Winter Hop ⚹ Handwoven Merino Wool Shawl ( Tie & Dye )❅ M
Ever been to a music concert? …. Well the one that plays in the houses of Bhujodi is a wee bit different, not just in what you hear but also in the instruments that play. The musicians of Bhujodi play on … from morning to dusk, meditatively. Their orchestra constitutes of spin wheels for strings, wooden loom for beats, and for vocals there are chirping birds, sojourning the mud ledges for grains and water, offsprings giggling and playing pee-ka-boo across the courtyard, Mooing cow in the corner and almost certainly, filling the background will be either the folk tunes or the old bollywood melodies.
All of this manifesting into a concert, not just ears get accustomed to, but hands follow too. Meditatively weaving motifs out of a deeper conscience we call genetic inheritance. Each woven fabric carries with it, millions of such consciences, intertwined with the warp and the weft, closely put together to form the fabric of life.
Bhujodi, a 500 years old village in kutch is the mother to this need-fully evolved craft, shouldered by 200 of its weavers today. The craft is said to have evolved as a need to cover against weather, at the time barter system was practiced as a method of exchange. ‘Rabaris’ being the original nomads and cattle rearers provided wool, milk products and grains to the village and ‘Vankars’ took up to weaving cloth. While rearing cattle pretty much remained the same, the Vankars with an indigenous technique in hand had breakthroughs one after the other.
The basic structure of the loom remained the same, but it evolved to a more convenient model with time. The one in use today has the shuttle movement controlled by a foot-over pedal, as against the slow process of passing it through the warp manually. The fabric got finer with speed and variety of yarns available. The motifs however remained traditional and characteristic of communities. Like wheel, weaving is an invention that revolutionized the way we saw life there after, the basics holding valid till date.

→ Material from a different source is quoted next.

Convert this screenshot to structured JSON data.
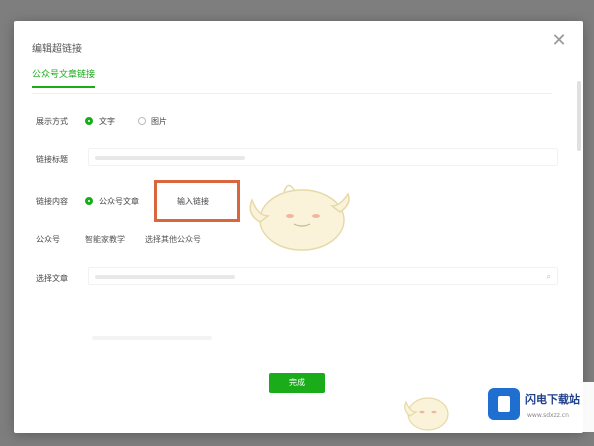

While some wool from locally grown sheep is still used, they also procure silk from Bangalore, acrylic from Ludhiana, wool from Badmere and cotton from various places, to cater to the increasing demands. The fine cotton has enabled them to create more intricate and colorful designs. Such pieces may have 70 threads per square inch instead of the usual 24. Weaving of a piece may take days to months, depending upon the intricacy and newness of the design.
The yarn in its raw form is soft, breakable and capable of getting entangled easily. To get rid of these properties, a thin paste of wheat flour with water is boiled and the bunch of woolen strands is soaked in it. Soon after sun drying it in the fields, a layer of the paste covers the strands. These are then separated by combing them apart with a brush.
This bunch of strong strands is then taken inside the house, where several people are engaged in different stages of the weaving process. Some are busy cranking a machine that spins the thread onto a spindle, preparing the weft. A woman is working at high-speed to prepare the warp thread on a wooden frame called ‘chaukhta’. In the corner, a man is weaving on a shuttle loom. Vankaar Mosi Belji explained that, through the means of division of labor, it’s the men who sit on the loom as it needs a lot of stamina, while women take care of the auxiliary processes like making yarn on the charkha, laying it on the loom and adding value to the woven articles.
Inside his room, carpets, shawls, stoles and placemats were neatly piled. Some had bright colors others dark, and still others retained the natural color of the fibers. Many of them contained small round mirrors that were so naturally into the woven design.
Apart from Bhujodi, Vannora, Kota, Jamthara, Sarli, Bhuj, Kadarthi are other villages in Kutch region where weaving happens. Weaving as a process goes around the year apart from the rainy season, when work hits a lean because of practical reasons.
Not relying too much on today’s education system, the vankars train their future weavers from a very tender age. Growing around the traditional looms in the household, the kids learn by seeing, even before they develop conscience.